"If accepted, plaintiffs' claims would impede the free flow of interstate commerce in violation of the federal commerce clause, violate prohibitions on the taking of private property and impair the rights accorded property owners by federal copyright law," the action houses argued.
Artists Chuck Close and Laddie John Dill, the estates of Robert Graham and the Sam Francis Foundation lodged three separate putitive class actions against the auction companies in October. They claimed that under the Royalties Act, Christie's, Sotheby's and eBay owed the artists royalties on artwork resold in the state or resold by California residents.
The Royalties Act is unique to California in the U.S., although similar laws exist in Europe. The act applies to U.S. artists' original paintings, drawings, sculptures and glassworks that are put up for resale in California or by individuals who reside in the state, the complaints
Under the Royalties Act, it is the seller's responsibility to locate the artist of the piece sold and pay the royalty, the artists claimed.

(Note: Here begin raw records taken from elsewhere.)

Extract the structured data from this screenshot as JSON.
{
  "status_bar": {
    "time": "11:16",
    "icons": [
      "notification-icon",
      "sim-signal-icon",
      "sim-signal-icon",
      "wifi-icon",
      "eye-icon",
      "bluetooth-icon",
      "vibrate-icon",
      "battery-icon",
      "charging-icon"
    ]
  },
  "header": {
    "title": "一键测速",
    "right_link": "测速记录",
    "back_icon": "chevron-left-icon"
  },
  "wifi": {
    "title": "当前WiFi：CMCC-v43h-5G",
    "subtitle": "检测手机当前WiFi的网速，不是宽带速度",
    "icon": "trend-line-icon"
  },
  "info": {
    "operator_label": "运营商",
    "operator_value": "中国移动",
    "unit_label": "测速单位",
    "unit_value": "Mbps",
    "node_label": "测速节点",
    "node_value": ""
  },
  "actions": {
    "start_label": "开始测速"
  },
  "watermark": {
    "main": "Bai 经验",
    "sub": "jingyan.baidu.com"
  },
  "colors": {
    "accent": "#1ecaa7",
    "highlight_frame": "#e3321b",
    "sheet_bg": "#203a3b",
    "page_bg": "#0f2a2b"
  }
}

If a seller or a seller's agent — in this case, the auction companies — cannot locate the artist, the 5 percent royalty fee is turned over to the California Arts Council to distribute to the artists, according to the law. But the artists claim that the two auction houses and eBay have not handed over the fees to the council.
But in Thursday's motion to dismiss the case, Christie's and Sotheby's contend that because the Royalties Act applies when a work of fine art is sold outside California — therefore attempting to control commerce between multiple states — it is unconstitutional.

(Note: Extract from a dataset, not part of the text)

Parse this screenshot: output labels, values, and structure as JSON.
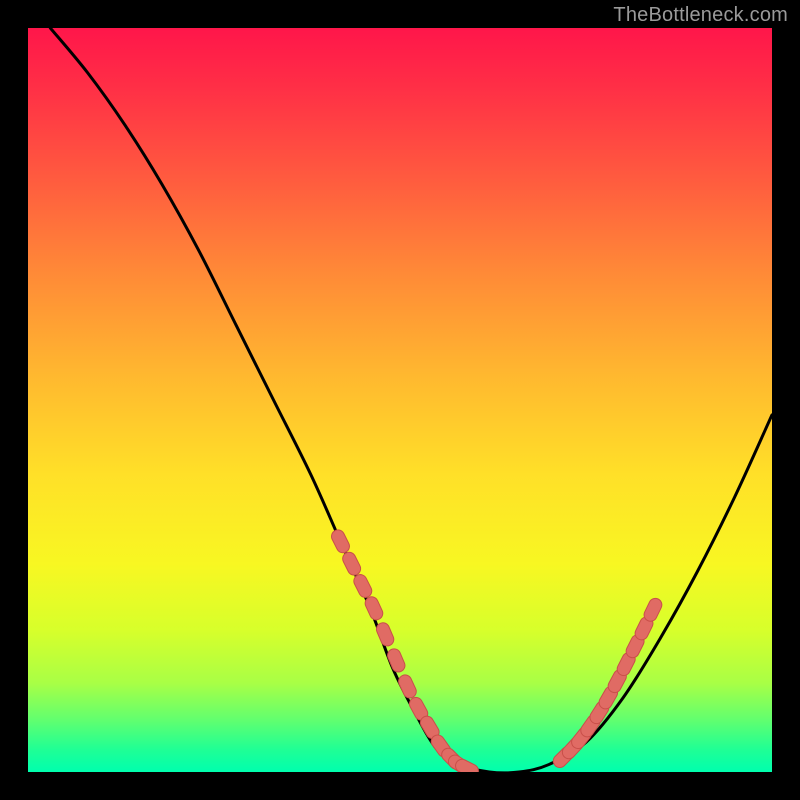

"No state may force an out-of-state merchant to seek regulatory approval in one state before undertaking a transaction in another," the motion said, citing the Supreme Court's 1989 ruling in Healy v. Beer Institute Inc.
The auction companies also argue the suits' claims are barred by the Fifth Amendments' takings clause, which prohibited taking private property without just compensation.
"Because the CRRA takes 5 percent of the value of a resold work of art and transfers it to another person for his sole benefit without any compensation, the CRRA violates the Fifth Amendment and the California Constitution," according to Christie's motion to dismiss.
In addition to the unconstitutionality of the Royalties Act barring the suits, the auction houses argued the Copyright Act of 1976 preempted their demands for resale royalties.
The first sale doctrine of the federal Copyright Act protected buyers from incurring additional royalty fees, the auction houses argued, adding that the U.S. Supreme Court has upheld this provision in its 1989 ruling in Quality King Distributors Inc. v. L'anza Research International Inc., as well as in other cases.
Toby Usnik, a spokesman for Christie's, said Friday that the auction house viewed the California Resale Royalties Act as subject to serious legal challenges, adding Christie's looked forward to addressing these issues in court.
A representative for Sotheby's declined to comment on the case Friday. Representatives for eBay and the artists did not immediately respond to requests for comment.
The artists are represented by Eric George, Ira Bibbero, Michael Bowse and Peter Shimamoto of Browne George Ross LLP.
Christie's is represented by Jason D Russell of Skadden Arps Slate Meagher & Flom LLP. Sotheby's is represented by Paul T. Friedman and Deanne E. Maynard of Morrison & Foerster LLP. EBay is represented by John C. Dwyer and Jeffrey M. Walker of Cooley LLP.
The cases are Estate of Robert Graham v. Sotheby's Inc., case number 11-cv-08604; The Sam Francis Foundation v. Christie's Inc., case number 11-cv-08605; The Sam Francis Foundation v. eBay Inc., case number 11-cv-08622, in the U.S. District Court for the Central District of California.
All Content © 2003-2012, Portfolio Media, Inc.